● What the task asks:
The required result is every line of the records that includes "loss".

● Data records:
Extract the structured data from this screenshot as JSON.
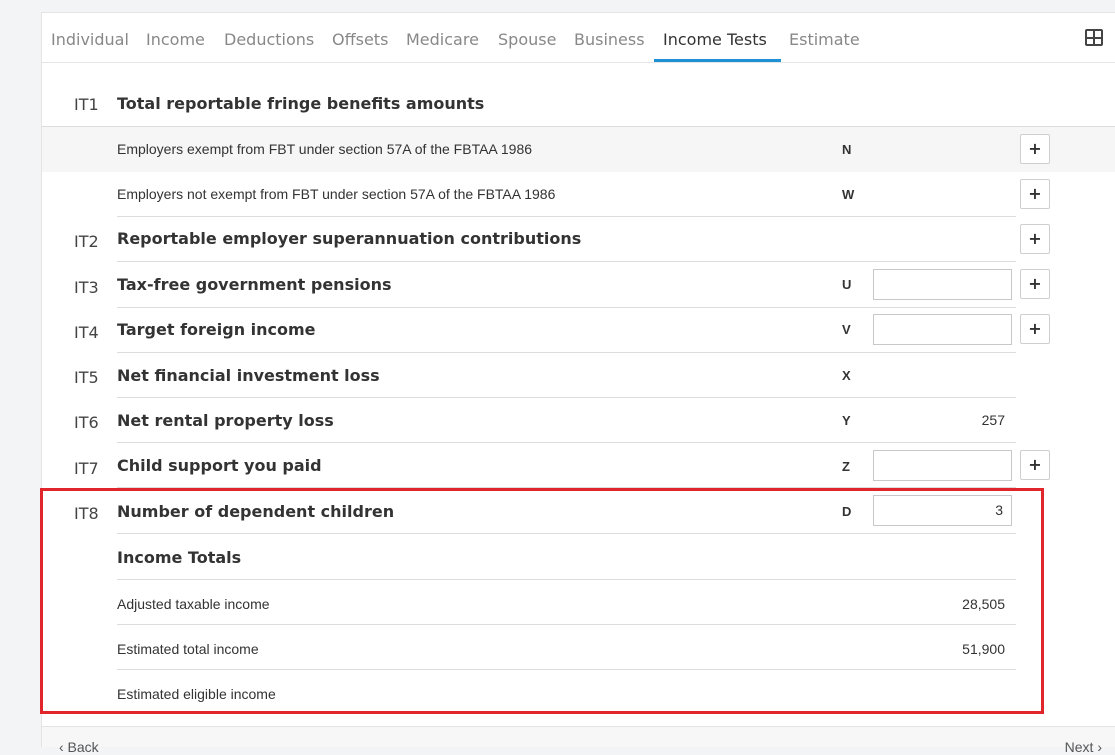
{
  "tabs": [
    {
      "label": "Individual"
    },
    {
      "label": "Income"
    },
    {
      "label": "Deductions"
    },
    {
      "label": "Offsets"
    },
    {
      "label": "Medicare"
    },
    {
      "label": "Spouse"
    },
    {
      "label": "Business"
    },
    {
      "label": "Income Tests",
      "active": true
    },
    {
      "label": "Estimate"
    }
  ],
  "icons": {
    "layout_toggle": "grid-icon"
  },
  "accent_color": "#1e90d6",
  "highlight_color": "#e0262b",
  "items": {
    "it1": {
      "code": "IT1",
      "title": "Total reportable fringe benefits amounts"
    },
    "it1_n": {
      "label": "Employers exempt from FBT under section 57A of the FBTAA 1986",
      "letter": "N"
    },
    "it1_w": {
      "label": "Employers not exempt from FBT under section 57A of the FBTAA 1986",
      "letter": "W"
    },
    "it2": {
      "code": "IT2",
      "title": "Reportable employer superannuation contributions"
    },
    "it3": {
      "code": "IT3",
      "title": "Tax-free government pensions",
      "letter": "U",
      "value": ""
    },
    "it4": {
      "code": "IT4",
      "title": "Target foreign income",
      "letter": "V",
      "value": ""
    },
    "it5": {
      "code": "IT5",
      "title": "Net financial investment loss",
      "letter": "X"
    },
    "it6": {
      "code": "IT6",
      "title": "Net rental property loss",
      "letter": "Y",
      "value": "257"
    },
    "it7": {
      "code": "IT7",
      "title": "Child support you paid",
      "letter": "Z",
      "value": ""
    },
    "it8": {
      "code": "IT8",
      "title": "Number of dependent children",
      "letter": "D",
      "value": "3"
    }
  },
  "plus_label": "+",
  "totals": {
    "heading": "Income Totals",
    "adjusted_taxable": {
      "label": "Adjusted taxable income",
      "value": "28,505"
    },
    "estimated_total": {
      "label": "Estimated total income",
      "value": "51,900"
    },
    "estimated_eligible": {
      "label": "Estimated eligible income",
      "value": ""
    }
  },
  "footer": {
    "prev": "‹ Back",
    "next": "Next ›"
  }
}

● Written solution:
      "title": "Net financial investment loss",
      "title": "Net rental property loss",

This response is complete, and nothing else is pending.